(Records from a data collection)
★ ★ ★ ★ ★

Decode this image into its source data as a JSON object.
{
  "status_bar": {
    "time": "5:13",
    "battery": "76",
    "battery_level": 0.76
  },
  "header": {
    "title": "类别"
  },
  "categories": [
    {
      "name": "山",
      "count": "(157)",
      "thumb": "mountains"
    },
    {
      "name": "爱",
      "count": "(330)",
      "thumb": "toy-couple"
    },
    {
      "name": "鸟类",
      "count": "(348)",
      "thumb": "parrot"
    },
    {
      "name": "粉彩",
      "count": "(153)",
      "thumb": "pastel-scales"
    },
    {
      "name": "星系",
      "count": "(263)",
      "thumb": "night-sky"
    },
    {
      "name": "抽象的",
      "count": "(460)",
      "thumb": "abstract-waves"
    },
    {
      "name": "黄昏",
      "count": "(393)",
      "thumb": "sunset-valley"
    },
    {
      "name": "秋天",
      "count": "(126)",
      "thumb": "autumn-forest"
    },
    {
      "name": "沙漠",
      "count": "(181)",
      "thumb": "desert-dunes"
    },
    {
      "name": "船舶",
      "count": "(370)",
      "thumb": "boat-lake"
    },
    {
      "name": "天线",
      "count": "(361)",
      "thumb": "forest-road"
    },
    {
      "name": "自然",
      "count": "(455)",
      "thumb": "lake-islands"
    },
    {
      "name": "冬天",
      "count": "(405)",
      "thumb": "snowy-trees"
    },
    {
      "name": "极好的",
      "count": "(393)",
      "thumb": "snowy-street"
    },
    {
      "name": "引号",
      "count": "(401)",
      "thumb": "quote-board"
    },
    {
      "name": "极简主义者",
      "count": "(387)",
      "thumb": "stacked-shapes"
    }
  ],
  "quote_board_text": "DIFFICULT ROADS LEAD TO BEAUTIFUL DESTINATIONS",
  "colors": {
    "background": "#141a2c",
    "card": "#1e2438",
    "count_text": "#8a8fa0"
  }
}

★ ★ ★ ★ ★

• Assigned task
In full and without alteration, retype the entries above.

• Finished exercise
Decode this image into its source data as a JSON object.
{
  "status_bar": {
    "time": "5:13",
    "battery": "76",
    "battery_level": 0.76
  },
  "header": {
    "title": "类别"
  },
  "categories": [
    {
      "name": "山",
      "count": "(157)",
      "thumb": "mountains"
    },
    {
      "name": "爱",
      "count": "(330)",
      "thumb": "toy-couple"
    },
    {
      "name": "鸟类",
      "count": "(348)",
      "thumb": "parrot"
    },
    {
      "name": "粉彩",
      "count": "(153)",
      "thumb": "pastel-scales"
    },
    {
      "name": "星系",
      "count": "(263)",
      "thumb": "night-sky"
    },
    {
      "name": "抽象的",
      "count": "(460)",
      "thumb": "abstract-waves"
    },
    {
      "name": "黄昏",
      "count": "(393)",
      "thumb": "sunset-valley"
    },
    {
      "name": "秋天",
      "count": "(126)",
      "thumb": "autumn-forest"
    },
    {
      "name": "沙漠",
      "count": "(181)",
      "thumb": "desert-dunes"
    },
    {
      "name": "船舶",
      "count": "(370)",
      "thumb": "boat-lake"
    },
    {
      "name": "天线",
      "count": "(361)",
      "thumb": "forest-road"
    },
    {
      "name": "自然",
      "count": "(455)",
      "thumb": "lake-islands"
    },
    {
      "name": "冬天",
      "count": "(405)",
      "thumb": "snowy-trees"
    },
    {
      "name": "极好的",
      "count": "(393)",
      "thumb": "snowy-street"
    },
    {
      "name": "引号",
      "count": "(401)",
      "thumb": "quote-board"
    },
    {
      "name": "极简主义者",
      "count": "(387)",
      "thumb": "stacked-shapes"
    }
  ],
  "quote_board_text": "DIFFICULT ROADS LEAD TO BEAUTIFUL DESTINATIONS",
  "colors": {
    "background": "#141a2c",
    "card": "#1e2438",
    "count_text": "#8a8fa0"
  }
}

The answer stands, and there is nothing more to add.